A leading international economic organization says governments around
the world are not doing enough to implement a series of policies once
agreed upon to boost economic growth in the coming years.
The Paris-based Organization for Economic Cooperation and
Development, in its annual growth report released Monday, urged
countries to follow through on "comprehensive growth strategies" such
as increasing labor productivity and becoming more competitive and
The report was published as finance ministers and central bankers from
the world's 20 leading economies gathered in Istanbul for Monday's
opening of a G20 meeting aimed at coordinating action to spur economic

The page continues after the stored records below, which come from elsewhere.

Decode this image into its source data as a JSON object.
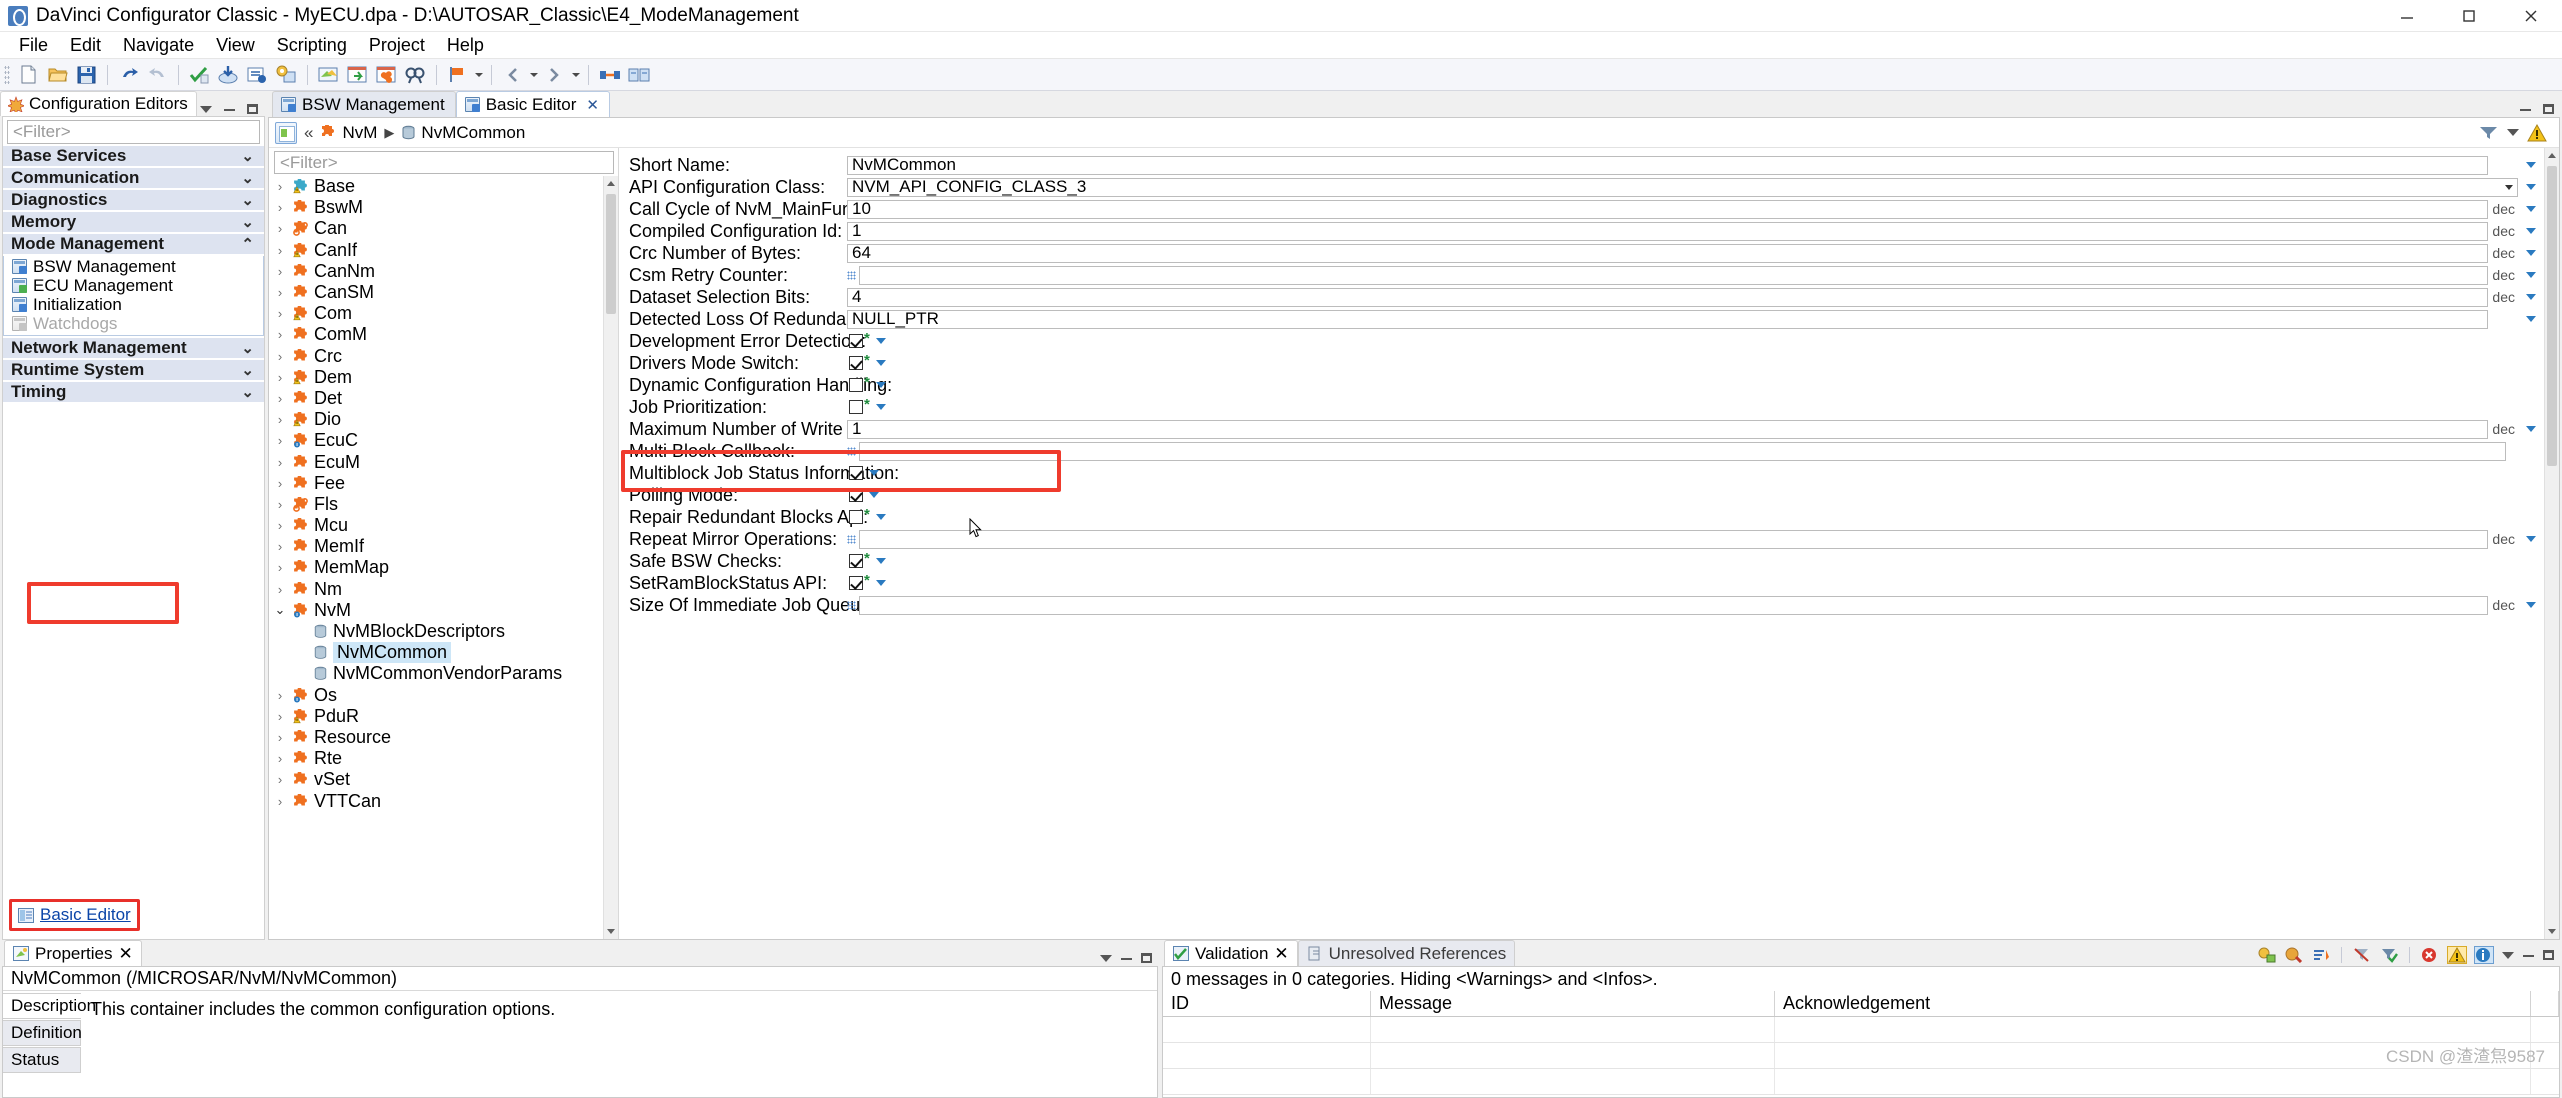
{
  "window": {
    "title": "DaVinci Configurator Classic - MyECU.dpa - D:\\AUTOSAR_Classic\\E4_ModeManagement",
    "app_icon": "davinci-icon",
    "minimize": "–",
    "maximize": "❑",
    "close": "✕"
  },
  "menubar": [
    "File",
    "Edit",
    "Navigate",
    "View",
    "Scripting",
    "Project",
    "Help"
  ],
  "toolbar": {
    "groups": [
      [
        "new-file-icon",
        "open-folder-icon",
        "save-icon"
      ],
      [
        "undo-icon",
        "redo-icon"
      ],
      [
        "validate-icon",
        "generate-icon",
        "report-icon",
        "settings-window-icon"
      ],
      [
        "editor-icon",
        "import-icon",
        "module-icon",
        "find-icon"
      ]
    ]
  },
  "left_panel": {
    "tab_label": "Configuration Editors",
    "tab_icon": "star-icon",
    "filter_placeholder": "<Filter>",
    "categories": [
      {
        "label": "Base Services",
        "expanded": false
      },
      {
        "label": "Communication",
        "expanded": false
      },
      {
        "label": "Diagnostics",
        "expanded": false
      },
      {
        "label": "Memory",
        "expanded": false
      },
      {
        "label": "Mode Management",
        "expanded": true,
        "items": [
          {
            "label": "BSW Management",
            "icon": "bsw-management-icon",
            "enabled": true
          },
          {
            "label": "ECU Management",
            "icon": "ecu-management-icon",
            "enabled": true
          },
          {
            "label": "Initialization",
            "icon": "initialization-icon",
            "enabled": true
          },
          {
            "label": "Watchdogs",
            "icon": "watchdogs-icon",
            "enabled": false
          }
        ]
      },
      {
        "label": "Network Management",
        "expanded": false
      },
      {
        "label": "Runtime System",
        "expanded": false
      },
      {
        "label": "Timing",
        "expanded": false
      }
    ],
    "basic_editor_link": "Basic Editor",
    "basic_editor_icon": "basic-editor-icon"
  },
  "editor": {
    "tabs": [
      {
        "label": "BSW Management",
        "icon": "bsw-management-icon",
        "active": false,
        "closable": false
      },
      {
        "label": "Basic Editor",
        "icon": "basic-editor-icon",
        "active": true,
        "closable": true,
        "close_glyph": "✕"
      }
    ],
    "breadcrumb": {
      "home_icon": "editor-home-icon",
      "back_glyph": "«",
      "items": [
        {
          "label": "NvM",
          "icon": "module-puzzle-icon"
        },
        {
          "label": "NvMCommon",
          "icon": "container-icon"
        }
      ],
      "separator": "▶",
      "filter_icon": "filter-icon",
      "warning_icon": "warning-icon",
      "dropdown_glyph": "▾"
    },
    "tree": {
      "filter_placeholder": "<Filter>",
      "nodes": [
        {
          "label": "Base",
          "icon": "module-warn-blue-icon",
          "state": "collapsed",
          "level": 0
        },
        {
          "label": "BswM",
          "icon": "module-puzzle-icon",
          "state": "collapsed",
          "level": 0
        },
        {
          "label": "Can",
          "icon": "module-ring-icon",
          "state": "collapsed",
          "level": 0
        },
        {
          "label": "CanIf",
          "icon": "module-warn-icon",
          "state": "collapsed",
          "level": 0
        },
        {
          "label": "CanNm",
          "icon": "module-puzzle-icon",
          "state": "collapsed",
          "level": 0
        },
        {
          "label": "CanSM",
          "icon": "module-puzzle-icon",
          "state": "collapsed",
          "level": 0
        },
        {
          "label": "Com",
          "icon": "module-warn-icon",
          "state": "collapsed",
          "level": 0
        },
        {
          "label": "ComM",
          "icon": "module-puzzle-icon",
          "state": "collapsed",
          "level": 0
        },
        {
          "label": "Crc",
          "icon": "module-puzzle-icon",
          "state": "collapsed",
          "level": 0
        },
        {
          "label": "Dem",
          "icon": "module-warn-icon",
          "state": "collapsed",
          "level": 0
        },
        {
          "label": "Det",
          "icon": "module-puzzle-icon",
          "state": "collapsed",
          "level": 0
        },
        {
          "label": "Dio",
          "icon": "module-warn-icon",
          "state": "collapsed",
          "level": 0
        },
        {
          "label": "EcuC",
          "icon": "module-info-icon",
          "state": "collapsed",
          "level": 0
        },
        {
          "label": "EcuM",
          "icon": "module-puzzle-icon",
          "state": "collapsed",
          "level": 0
        },
        {
          "label": "Fee",
          "icon": "module-puzzle-icon",
          "state": "collapsed",
          "level": 0
        },
        {
          "label": "Fls",
          "icon": "module-ring-icon",
          "state": "collapsed",
          "level": 0
        },
        {
          "label": "Mcu",
          "icon": "module-puzzle-icon",
          "state": "collapsed",
          "level": 0
        },
        {
          "label": "MemIf",
          "icon": "module-puzzle-icon",
          "state": "collapsed",
          "level": 0
        },
        {
          "label": "MemMap",
          "icon": "module-puzzle-icon",
          "state": "collapsed",
          "level": 0
        },
        {
          "label": "Nm",
          "icon": "module-puzzle-icon",
          "state": "collapsed",
          "level": 0
        },
        {
          "label": "NvM",
          "icon": "module-info-icon",
          "state": "expanded",
          "level": 0
        },
        {
          "label": "NvMBlockDescriptors",
          "icon": "container-icon",
          "state": "leaf",
          "level": 1
        },
        {
          "label": "NvMCommon",
          "icon": "container-icon",
          "state": "leaf",
          "level": 1,
          "selected": true
        },
        {
          "label": "NvMCommonVendorParams",
          "icon": "container-icon",
          "state": "leaf",
          "level": 1
        },
        {
          "label": "Os",
          "icon": "module-info-icon",
          "state": "collapsed",
          "level": 0
        },
        {
          "label": "PduR",
          "icon": "module-warn-icon",
          "state": "collapsed",
          "level": 0
        },
        {
          "label": "Resource",
          "icon": "module-puzzle-icon",
          "state": "collapsed",
          "level": 0
        },
        {
          "label": "Rte",
          "icon": "module-puzzle-icon",
          "state": "collapsed",
          "level": 0
        },
        {
          "label": "vSet",
          "icon": "module-puzzle-icon",
          "state": "collapsed",
          "level": 0
        },
        {
          "label": "VTTCan",
          "icon": "module-puzzle-icon",
          "state": "collapsed",
          "level": 0
        }
      ],
      "expand_glyph": "›",
      "collapse_glyph": "⌄"
    },
    "properties": [
      {
        "label": "Short Name:",
        "type": "text",
        "value": "NvMCommon",
        "unit": ""
      },
      {
        "label": "API Configuration Class:",
        "type": "combo",
        "value": "NVM_API_CONFIG_CLASS_3",
        "unit": ""
      },
      {
        "label": "Call Cycle of NvM_MainFunction [ms]:",
        "type": "text",
        "value": "10",
        "unit": "dec"
      },
      {
        "label": "Compiled Configuration Id:",
        "type": "text",
        "value": "1",
        "unit": "dec"
      },
      {
        "label": "Crc Number of Bytes:",
        "type": "text",
        "value": "64",
        "unit": "dec"
      },
      {
        "label": "Csm Retry Counter:",
        "type": "text",
        "value": "",
        "unit": "dec",
        "grip": true
      },
      {
        "label": "Dataset Selection Bits:",
        "type": "text",
        "value": "4",
        "unit": "dec"
      },
      {
        "label": "Detected Loss Of Redundancy Callback:",
        "type": "text",
        "value": "NULL_PTR",
        "unit": ""
      },
      {
        "label": "Development Error Detection:",
        "type": "checkbox",
        "checked": true,
        "star": true
      },
      {
        "label": "Drivers Mode Switch:",
        "type": "checkbox",
        "checked": true,
        "star": true
      },
      {
        "label": "Dynamic Configuration Handling:",
        "type": "checkbox",
        "checked": false,
        "star": true
      },
      {
        "label": "Job Prioritization:",
        "type": "checkbox",
        "checked": false,
        "star": true
      },
      {
        "label": "Maximum Number of Write Retries:",
        "type": "text",
        "value": "1",
        "unit": "dec"
      },
      {
        "label": "Multi Block Callback:",
        "type": "text",
        "value": "",
        "unit": "",
        "grip": true
      },
      {
        "label": "Multiblock Job Status Information:",
        "type": "checkbox",
        "checked": true,
        "star": false,
        "highlighted": true
      },
      {
        "label": "Polling Mode:",
        "type": "checkbox",
        "checked": true,
        "star": false
      },
      {
        "label": "Repair Redundant Blocks Api:",
        "type": "checkbox",
        "checked": false,
        "star": true
      },
      {
        "label": "Repeat Mirror Operations:",
        "type": "text",
        "value": "",
        "unit": "dec",
        "grip": true
      },
      {
        "label": "Safe BSW Checks:",
        "type": "checkbox",
        "checked": true,
        "star": true
      },
      {
        "label": "SetRamBlockStatus API:",
        "type": "checkbox",
        "checked": true,
        "star": true
      },
      {
        "label": "Size Of Immediate Job Queue:",
        "type": "text",
        "value": "",
        "unit": "dec",
        "grip": true
      }
    ]
  },
  "properties_panel": {
    "tab_label": "Properties",
    "tab_icon": "properties-icon",
    "close_glyph": "✕",
    "object_path": "NvMCommon (/MICROSAR/NvM/NvMCommon)",
    "tabs": [
      {
        "label": "Description",
        "active": true
      },
      {
        "label": "Definition",
        "active": false
      },
      {
        "label": "Status",
        "active": false
      }
    ],
    "description": "This container includes the common configuration options."
  },
  "validation_panel": {
    "tabs": [
      {
        "label": "Validation",
        "icon": "validation-icon",
        "active": true,
        "closable": true,
        "close_glyph": "✕"
      },
      {
        "label": "Unresolved References",
        "icon": "unresolved-icon",
        "active": false,
        "closable": false
      }
    ],
    "status_text": "0 messages in 0 categories. Hiding <Warnings> and <Infos>.",
    "columns": [
      "ID",
      "Message",
      "Acknowledgement"
    ],
    "rows": [],
    "toolbar_icons": [
      "solve-icon",
      "remove-icon",
      "sort-icon",
      "clear-filter-icon",
      "apply-filter-icon",
      "error-filter-icon",
      "warning-filter-icon",
      "info-filter-icon"
    ],
    "watermark": "CSDN @渣渣炰9587"
  },
  "colors": {
    "accent_blue": "#2a7ac0",
    "highlight_red": "#ef3b2d",
    "selection_blue": "#cde6f7",
    "category_bg": "#dde3f0",
    "module_orange": "#ef7020"
  }
}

Participants will discuss efforts toward meeting their commitment made
last year to lift the global economic output by two percent in 2018.
Concerns of the G20 ministers about major economies running at
different speeds, and monetary policies diverging will also be on the
The meeting will continue Tuesday.
Turkish Deputy Prime Minister Ali Babacan said Sunday tackling
sluggish growth and giving low-income nations a greater voice are
among the priorities for Turkey's G20 presidency.
Babacan said pushing G20 members to meet previous reform commitments
would be key.
Fulfilling pledges made at November's G20 summit in Brisbane could add
more than $2 trillion to the global economy and create millions of new
jobs over the next four years, IMF chief Christine Lagarde said in a
blog post Friday.
Another top G20 concern is whether the United States alone can sustain
the global economy as most of the world slows.
Influencing the G20 ministers' plans are the Greek government's
demands to restructure its debt, cheap oil-influencing inflation and
growth forecasts, and a strengthening dollar threatening emerging
Also on the agenda will be a request by France to discuss the fight
against terrorist financing, an important topic for Turkey as fighting
with Islamic State militants continues just over its southern borders
in Syria and Iraq.
Credit: VOA News